Directions:
Each line below should be copied exactly as it stands.

[Dataset rows describing interfaces]
....................

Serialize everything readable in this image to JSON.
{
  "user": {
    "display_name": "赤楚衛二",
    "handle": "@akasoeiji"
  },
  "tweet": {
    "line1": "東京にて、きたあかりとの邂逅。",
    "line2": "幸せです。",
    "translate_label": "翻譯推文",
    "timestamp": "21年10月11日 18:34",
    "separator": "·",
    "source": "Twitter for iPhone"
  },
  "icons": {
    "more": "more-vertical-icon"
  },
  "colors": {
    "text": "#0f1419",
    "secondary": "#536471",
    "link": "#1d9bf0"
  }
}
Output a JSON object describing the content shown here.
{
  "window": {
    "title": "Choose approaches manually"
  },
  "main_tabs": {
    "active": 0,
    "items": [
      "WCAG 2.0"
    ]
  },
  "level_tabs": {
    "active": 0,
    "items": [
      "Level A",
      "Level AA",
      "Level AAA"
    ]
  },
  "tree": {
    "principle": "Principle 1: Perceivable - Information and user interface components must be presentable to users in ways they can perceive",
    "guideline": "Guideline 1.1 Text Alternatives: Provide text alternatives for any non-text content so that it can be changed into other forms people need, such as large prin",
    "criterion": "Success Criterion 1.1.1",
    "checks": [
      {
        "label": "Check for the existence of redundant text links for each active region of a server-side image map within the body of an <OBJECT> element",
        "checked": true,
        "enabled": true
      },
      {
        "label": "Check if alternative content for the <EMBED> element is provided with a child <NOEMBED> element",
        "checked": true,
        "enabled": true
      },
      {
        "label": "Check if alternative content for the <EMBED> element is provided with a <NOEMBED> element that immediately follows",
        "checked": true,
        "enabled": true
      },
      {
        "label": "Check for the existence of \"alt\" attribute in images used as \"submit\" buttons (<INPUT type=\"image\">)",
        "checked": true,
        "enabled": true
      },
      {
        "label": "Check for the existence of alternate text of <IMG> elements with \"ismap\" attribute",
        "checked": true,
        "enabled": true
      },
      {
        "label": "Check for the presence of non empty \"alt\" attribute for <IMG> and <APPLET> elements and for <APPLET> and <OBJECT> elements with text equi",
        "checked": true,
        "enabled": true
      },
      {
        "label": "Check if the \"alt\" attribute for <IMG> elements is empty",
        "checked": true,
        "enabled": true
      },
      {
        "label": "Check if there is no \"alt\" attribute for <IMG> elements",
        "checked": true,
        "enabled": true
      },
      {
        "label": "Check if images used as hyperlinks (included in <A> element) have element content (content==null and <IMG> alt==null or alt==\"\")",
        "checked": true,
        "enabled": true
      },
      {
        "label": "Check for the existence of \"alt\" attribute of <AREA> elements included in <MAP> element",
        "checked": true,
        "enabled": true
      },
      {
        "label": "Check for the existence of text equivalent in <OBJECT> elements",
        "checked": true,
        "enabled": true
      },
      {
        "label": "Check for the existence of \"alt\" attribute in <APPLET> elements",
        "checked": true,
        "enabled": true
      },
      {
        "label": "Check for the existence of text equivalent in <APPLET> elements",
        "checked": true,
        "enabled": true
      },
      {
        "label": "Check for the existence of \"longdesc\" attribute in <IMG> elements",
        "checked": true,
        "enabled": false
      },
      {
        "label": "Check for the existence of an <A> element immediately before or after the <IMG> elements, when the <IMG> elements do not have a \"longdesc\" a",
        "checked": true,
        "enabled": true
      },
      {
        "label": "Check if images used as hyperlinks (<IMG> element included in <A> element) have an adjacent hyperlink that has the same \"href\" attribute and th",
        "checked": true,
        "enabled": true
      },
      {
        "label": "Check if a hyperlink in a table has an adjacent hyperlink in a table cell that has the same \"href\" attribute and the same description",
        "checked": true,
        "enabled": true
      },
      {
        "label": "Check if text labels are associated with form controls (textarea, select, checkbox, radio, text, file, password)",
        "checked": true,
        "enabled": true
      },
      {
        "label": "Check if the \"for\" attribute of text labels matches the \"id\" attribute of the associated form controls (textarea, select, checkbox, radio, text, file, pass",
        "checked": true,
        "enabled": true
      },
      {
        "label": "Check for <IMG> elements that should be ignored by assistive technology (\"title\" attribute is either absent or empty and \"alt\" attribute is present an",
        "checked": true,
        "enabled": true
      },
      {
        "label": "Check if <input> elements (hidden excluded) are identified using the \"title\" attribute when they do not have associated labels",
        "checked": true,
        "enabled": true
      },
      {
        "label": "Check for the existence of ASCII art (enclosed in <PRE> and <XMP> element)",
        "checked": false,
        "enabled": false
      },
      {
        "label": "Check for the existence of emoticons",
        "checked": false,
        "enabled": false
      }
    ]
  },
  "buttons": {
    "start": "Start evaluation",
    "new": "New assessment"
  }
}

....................

Solved problem:
Serialize everything readable in this image to JSON.
{
  "user": {
    "display_name": "赤楚衛二",
    "handle": "@akasoeiji"
  },
  "tweet": {
    "line1": "東京にて、きたあかりとの邂逅。",
    "line2": "幸せです。",
    "translate_label": "翻譯推文",
    "timestamp": "21年10月11日 18:34",
    "separator": "·",
    "source": "Twitter for iPhone"
  },
  "icons": {
    "more": "more-vertical-icon"
  },
  "colors": {
    "text": "#0f1419",
    "secondary": "#536471",
    "link": "#1d9bf0"
  }
}
Output a JSON object describing the content shown here.
{
  "window": {
    "title": "Choose approaches manually"
  },
  "main_tabs": {
    "active": 0,
    "items": [
      "WCAG 2.0"
    ]
  },
  "level_tabs": {
    "active": 0,
    "items": [
      "Level A",
      "Level AA",
      "Level AAA"
    ]
  },
  "tree": {
    "principle": "Principle 1: Perceivable - Information and user interface components must be presentable to users in ways they can perceive",
    "guideline": "Guideline 1.1 Text Alternatives: Provide text alternatives for any non-text content so that it can be changed into other forms people need, such as large prin",
    "criterion": "Success Criterion 1.1.1",
    "checks": [
      {
        "label": "Check for the existence of redundant text links for each active region of a server-side image map within the body of an <OBJECT> element",
        "checked": true,
        "enabled": true
      },
      {
        "label": "Check if alternative content for the <EMBED> element is provided with a child <NOEMBED> element",
        "checked": true,
        "enabled": true
      },
      {
        "label": "Check if alternative content for the <EMBED> element is provided with a <NOEMBED> element that immediately follows",
        "checked": true,
        "enabled": true
      },
      {
        "label": "Check for the existence of \"alt\" attribute in images used as \"submit\" buttons (<INPUT type=\"image\">)",
        "checked": true,
        "enabled": true
      },
      {
        "label": "Check for the existence of alternate text of <IMG> elements with \"ismap\" attribute",
        "checked": true,
        "enabled": true
      },
      {
        "label": "Check for the presence of non empty \"alt\" attribute for <IMG> and <APPLET> elements and for <APPLET> and <OBJECT> elements with text equi",
        "checked": true,
        "enabled": true
      },
      {
        "label": "Check if the \"alt\" attribute for <IMG> elements is empty",
        "checked": true,
        "enabled": true
      },
      {
        "label": "Check if there is no \"alt\" attribute for <IMG> elements",
        "checked": true,
        "enabled": true
      },
      {
        "label": "Check if images used as hyperlinks (included in <A> element) have element content (content==null and <IMG> alt==null or alt==\"\")",
        "checked": true,
        "enabled": true
      },
      {
        "label": "Check for the existence of \"alt\" attribute of <AREA> elements included in <MAP> element",
        "checked": true,
        "enabled": true
      },
      {
        "label": "Check for the existence of text equivalent in <OBJECT> elements",
        "checked": true,
        "enabled": true
      },
      {
        "label": "Check for the existence of \"alt\" attribute in <APPLET> elements",
        "checked": true,
        "enabled": true
      },
      {
        "label": "Check for the existence of text equivalent in <APPLET> elements",
        "checked": true,
        "enabled": true
      },
      {
        "label": "Check for the existence of \"longdesc\" attribute in <IMG> elements",
        "checked": true,
        "enabled": false
      },
      {
        "label": "Check for the existence of an <A> element immediately before or after the <IMG> elements, when the <IMG> elements do not have a \"longdesc\" a",
        "checked": true,
        "enabled": true
      },
      {
        "label": "Check if images used as hyperlinks (<IMG> element included in <A> element) have an adjacent hyperlink that has the same \"href\" attribute and th",
        "checked": true,
        "enabled": true
      },
      {
        "label": "Check if a hyperlink in a table has an adjacent hyperlink in a table cell that has the same \"href\" attribute and the same description",
        "checked": true,
        "enabled": true
      },
      {
        "label": "Check if text labels are associated with form controls (textarea, select, checkbox, radio, text, file, password)",
        "checked": true,
        "enabled": true
      },
      {
        "label": "Check if the \"for\" attribute of text labels matches the \"id\" attribute of the associated form controls (textarea, select, checkbox, radio, text, file, pass",
        "checked": true,
        "enabled": true
      },
      {
        "label": "Check for <IMG> elements that should be ignored by assistive technology (\"title\" attribute is either absent or empty and \"alt\" attribute is present an",
        "checked": true,
        "enabled": true
      },
      {
        "label": "Check if <input> elements (hidden excluded) are identified using the \"title\" attribute when they do not have associated labels",
        "checked": true,
        "enabled": true
      },
      {
        "label": "Check for the existence of ASCII art (enclosed in <PRE> and <XMP> element)",
        "checked": false,
        "enabled": false
      },
      {
        "label": "Check for the existence of emoticons",
        "checked": false,
        "enabled": false
      }
    ]
  },
  "buttons": {
    "start": "Start evaluation",
    "new": "New assessment"
  }
}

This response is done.